Activity:
Repeat the data word for word and skip the pictures.

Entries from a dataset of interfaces
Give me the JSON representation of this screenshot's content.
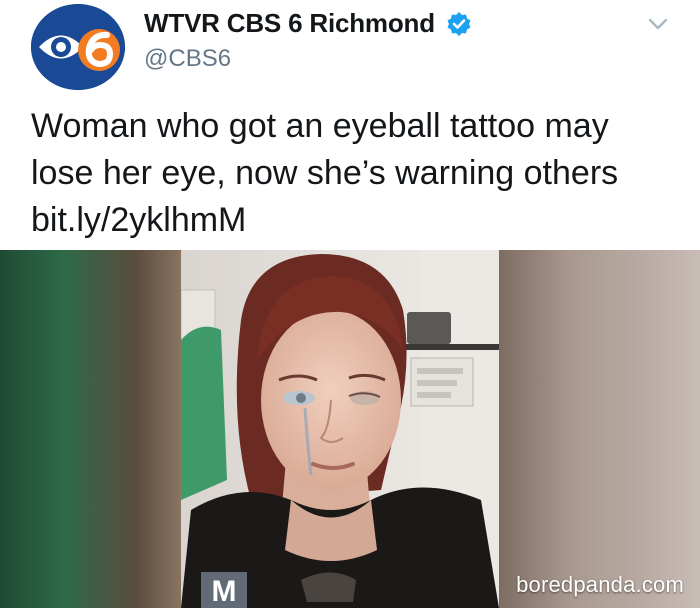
{
  "tweet": {
    "display_name": "WTVR CBS 6 Richmond",
    "handle": "@CBS6",
    "text_line1": "Woman who got an eyeball tattoo may",
    "text_line2": "lose her eye, now she’s warning others",
    "link": "bit.ly/2yklhmM",
    "avatar_icon": "cbs-6-logo-icon",
    "verified_icon": "verified-badge-icon",
    "menu_icon": "chevron-down-icon",
    "avatar_color": "#1a4a96",
    "verified_color": "#1da1f2"
  },
  "photo": {
    "watermark": "boredpanda.com",
    "badge_letter": "M"
  }
}
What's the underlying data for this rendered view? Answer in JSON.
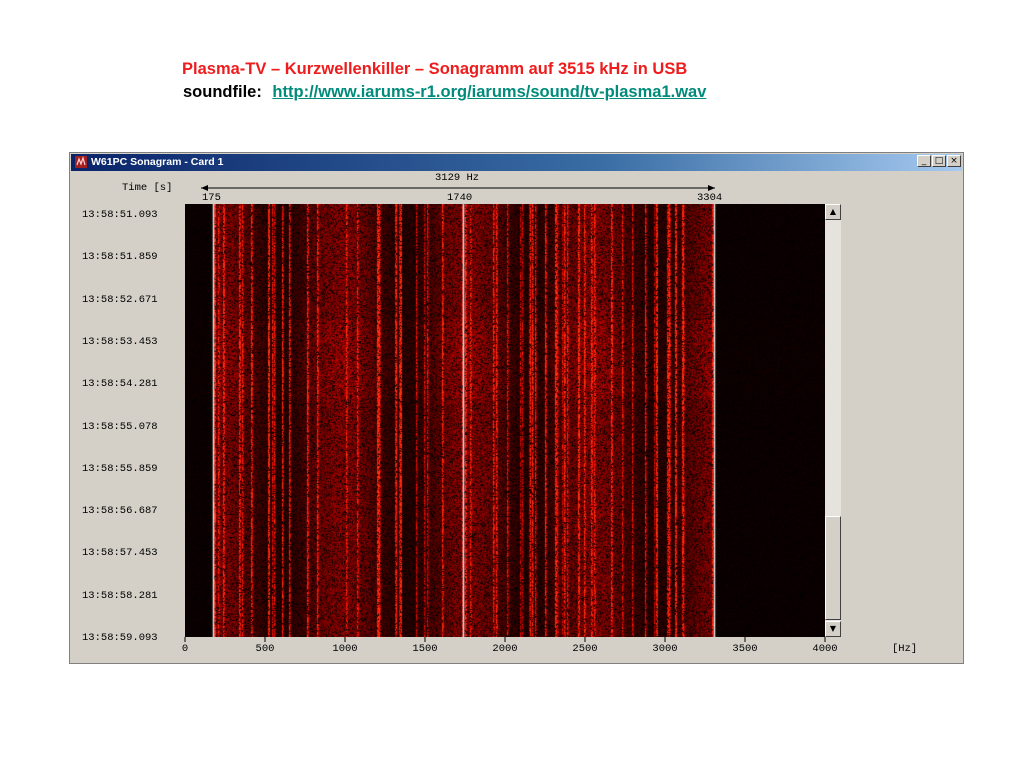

Output:
Give me the JSON representation of this screenshot's content.
{
  "tweet": {
    "display_name": "WTVR CBS 6 Richmond",
    "handle": "@CBS6",
    "text_line1": "Woman who got an eyeball tattoo may",
    "text_line2": "lose her eye, now she’s warning others",
    "link": "bit.ly/2yklhmM",
    "avatar_icon": "cbs-6-logo-icon",
    "verified_icon": "verified-badge-icon",
    "menu_icon": "chevron-down-icon",
    "avatar_color": "#1a4a96",
    "verified_color": "#1da1f2"
  },
  "photo": {
    "watermark": "boredpanda.com",
    "badge_letter": "M"
  }
}
What's the underlying data for this rendered view? Answer in JSON.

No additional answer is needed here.